SHORT REVIEW: PS4 VR
I can confirm Headmaster is not a product intent on removing dead skin from your scalp.
Heading a football coming at you at pace has the potential to hurt. Luckily, within the world of virtual reality you can’t feel pain, yet.
An entire game based upon the concept of letting a football bounce off your head sounds like a great way to test Sony’s fancy-pants technology.
Where do we start then?
Darkness; you look up to the stars. Floodlights spring into action with a weighty thud and you are shocked to find yourself on a football pitch within a prison. A simple introduction to any game, but elevated in Virtual Reality. You look around and notice the goal in front of you, the birds flying overhead and try not to stare into the floodlights themselves. Headmaster is a fine example of immersive VR, all we need now is Smell-O-Vision. An announcer prepares you for the enviable.
A ball flies over the goal towards your head. Forget any tutorial, as you instinctively head it just like you would in real life. It works. IT WORKS DAMMIT! Time to get fancy, you flick a header to the side, next you power it out the park. The trackings responsive and smacking the ball with your head feels great. This is of the few VR games I’m confident in saying, you won’t be feeling sickly by the end of it. If you do… bloody hell. Bad luck mate.
The game progresses, targets appear and a scoring systems introduced. The level ideas come thick and fast and the announcer takes that familiar authoritarian comedy tone. It works well. There are around 40-odd stages; complete with 4 taxing exams and explaining what happens next would be entering spoilsport territory and a deserved slap around the face. Discovery is half the fun.
I often call the featured image to an article “something header”, in this case the featured image is “headmaster-header” – OH HOW WE LAUGHED!
Headmaster is accessible, fun and controller free (I’ll admit, that sounds a bit filthy). Yes, you can even play it whilst sitting on your arse, you lazy sod. Although simple the later stages are taxing and completionists will enjoy the challenge.
So, you’ve burned through the stages as quickly as possible? When is the agreeable time to shrug and snort, “is that it then?” For the sum of £15.99 there is a danger you could feel short changed.
Surprisingly Headmaster enjoys a decent multiplayer mode in which each player tackles a lengthy single stage, with the goal to set the highest score possible. It works well, as each player swaps out the headset to rigorously clean the lenses before whooping at each other’s misfortune. Unfortunately there is only the one multiplayer course. There is hope as further stages hold the tagline “coming soon”. It wouldn’t take much to reappropriate the existing levels into multiplayer, but we can only review what we have in front of us and we want more dammit.
There isn’t anything quite like Headmaster, it is utterly unique.
Yes, you can breeze through the stages, but the true challenge is 3 starring each level and acing that final exam. Or you can simply enjoy the thrill of smacking the ball into the top corner of the net.

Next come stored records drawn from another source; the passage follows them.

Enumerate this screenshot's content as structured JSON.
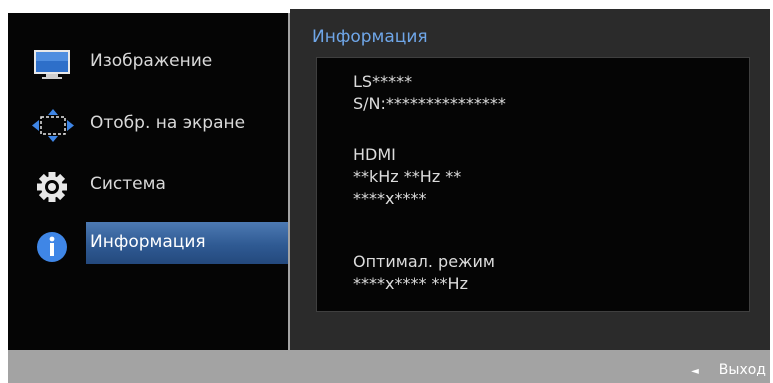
{
  "menu": {
    "items": [
      {
        "label": "Изображение",
        "icon": "monitor-icon"
      },
      {
        "label": "Отобр. на экране",
        "icon": "screen-arrows-icon"
      },
      {
        "label": "Система",
        "icon": "gear-icon"
      },
      {
        "label": "Информация",
        "icon": "info-icon",
        "active": true
      }
    ]
  },
  "info": {
    "title": "Информация",
    "lines": [
      "LS*****",
      "S/N:***************",
      "HDMI",
      "**kHz **Hz **",
      "****x****",
      "Оптимал. режим",
      "****x**** **Hz"
    ]
  },
  "footer": {
    "arrow": "◄",
    "exit_label": "Выход"
  },
  "colors": {
    "accent": "#6fa6e8",
    "highlight": "#3b67a3",
    "panel": "#2b2b2b",
    "frame": "#a3a3a3"
  }
}
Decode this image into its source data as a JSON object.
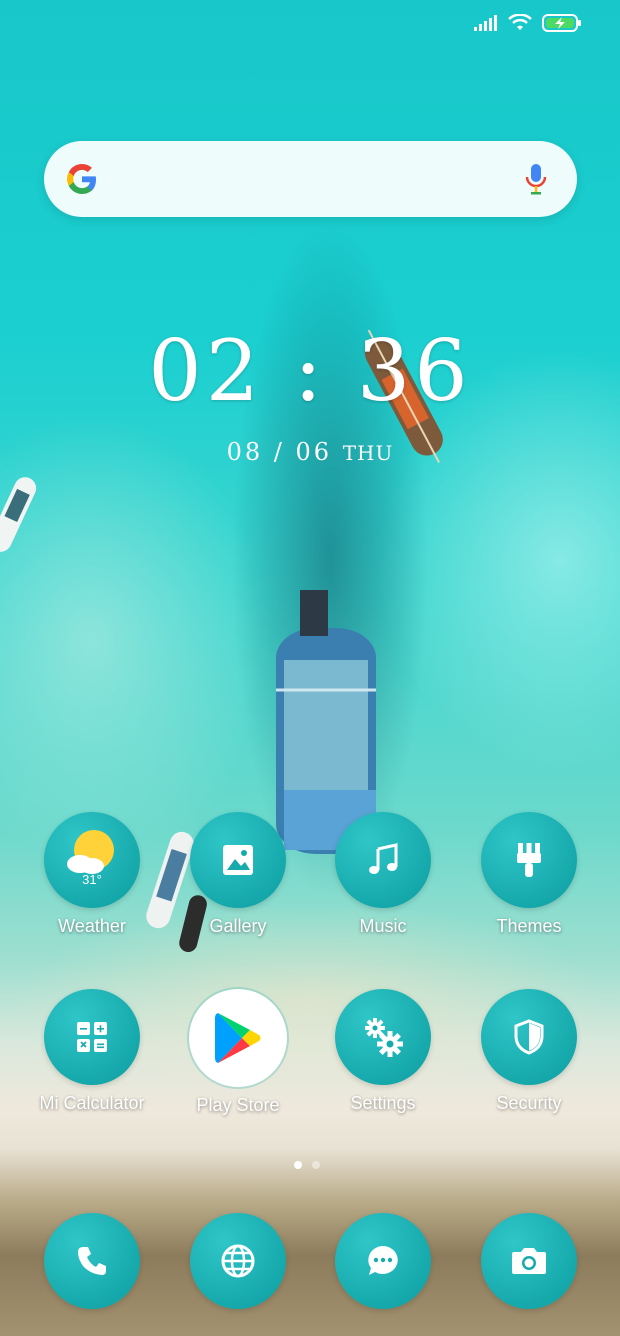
{
  "status": {
    "signal_icon": "signal-icon",
    "wifi_icon": "wifi-icon",
    "battery_icon": "battery-charging-icon"
  },
  "search": {
    "g_icon": "google-g-icon",
    "mic_icon": "microphone-icon"
  },
  "clock": {
    "time": "02 : 36",
    "date": "08 / 06",
    "weekday": "THU"
  },
  "apps_row1": [
    {
      "label": "Weather",
      "icon": "weather-sun-cloud-icon",
      "temp": "31°"
    },
    {
      "label": "Gallery",
      "icon": "gallery-icon"
    },
    {
      "label": "Music",
      "icon": "music-note-icon"
    },
    {
      "label": "Themes",
      "icon": "paintbrush-icon"
    }
  ],
  "apps_row2": [
    {
      "label": "Mi Calculator",
      "icon": "calculator-icon"
    },
    {
      "label": "Play Store",
      "icon": "play-store-icon"
    },
    {
      "label": "Settings",
      "icon": "gears-icon"
    },
    {
      "label": "Security",
      "icon": "shield-icon"
    }
  ],
  "page_indicator": {
    "pages": 2,
    "active": 1
  },
  "dock": [
    {
      "icon": "phone-icon"
    },
    {
      "icon": "browser-globe-icon"
    },
    {
      "icon": "messages-icon"
    },
    {
      "icon": "camera-icon"
    }
  ],
  "colors": {
    "accent": "#17aaad",
    "battery_green": "#4cd964"
  }
}
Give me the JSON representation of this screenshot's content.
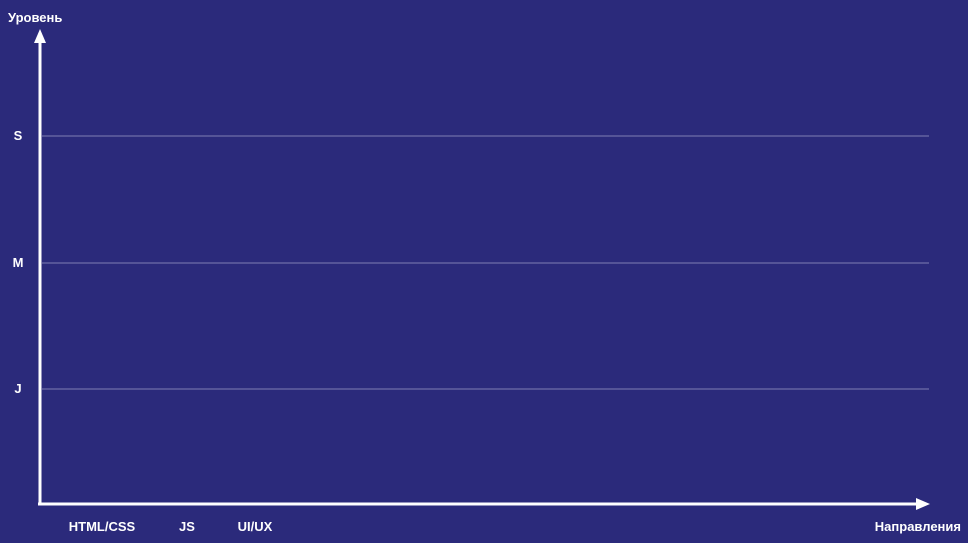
{
  "chart_data": {
    "type": "scatter",
    "xlabel": "Направления",
    "ylabel": "Уровень",
    "categories": [
      "HTML/CSS",
      "JS",
      "UI/UX"
    ],
    "y_levels": [
      "J",
      "M",
      "S"
    ],
    "grid": true,
    "series": []
  },
  "colors": {
    "background": "#2B2A7B",
    "axis": "#FFFFFF",
    "grid": "#7F7EB3",
    "text": "#FFFFFF"
  }
}
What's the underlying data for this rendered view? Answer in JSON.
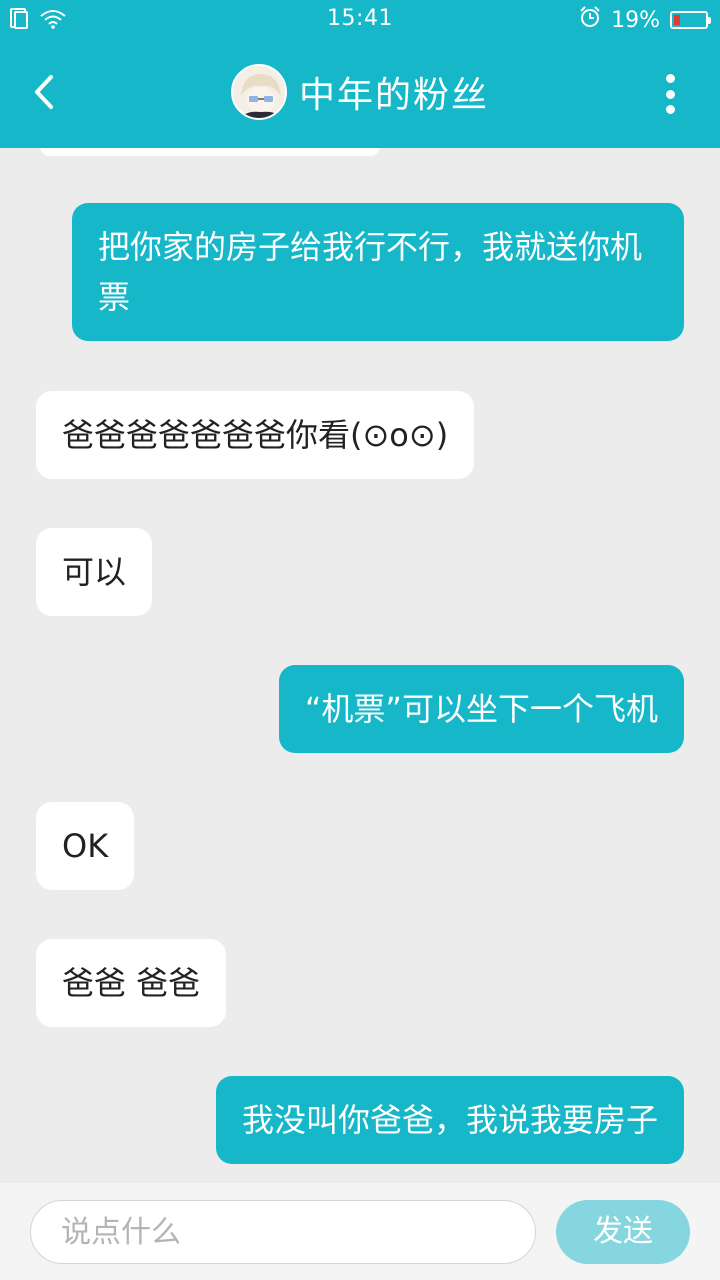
{
  "status_bar": {
    "time": "15:41",
    "battery_percent": "19%",
    "battery_level": 0.19,
    "icons": [
      "sim-icon",
      "wifi-icon",
      "alarm-icon",
      "battery-icon"
    ]
  },
  "header": {
    "title": "中年的粉丝",
    "back_icon": "chevron-left-icon",
    "more_icon": "more-vertical-icon"
  },
  "colors": {
    "accent": "#15b7c8",
    "background": "#ececec",
    "incoming_bubble": "#ffffff",
    "send_disabled": "#86d6df"
  },
  "messages": [
    {
      "direction": "out",
      "text": "把你家的房子给我行不行，我就送你机票"
    },
    {
      "direction": "in",
      "text": "爸爸爸爸爸爸爸你看(⊙o⊙)"
    },
    {
      "direction": "in",
      "text": "可以"
    },
    {
      "direction": "out",
      "text": "“机票”可以坐下一个飞机"
    },
    {
      "direction": "in",
      "text": "OK"
    },
    {
      "direction": "in",
      "text": "爸爸 爸爸"
    },
    {
      "direction": "out",
      "text": "我没叫你爸爸，我说我要房子"
    }
  ],
  "composer": {
    "placeholder": "说点什么",
    "send_label": "发送"
  }
}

Fun to show off to a crowd and capable of keeping the attention of the discerning, possibly handsome solo player; Headmaster has bundles of charm to go with its simple premise. At least for now…
If further multiplayer stages don’t appear anytime soon, you might consider this a 7.
Let’s hope Headmaster doesn’t gather digitally dust.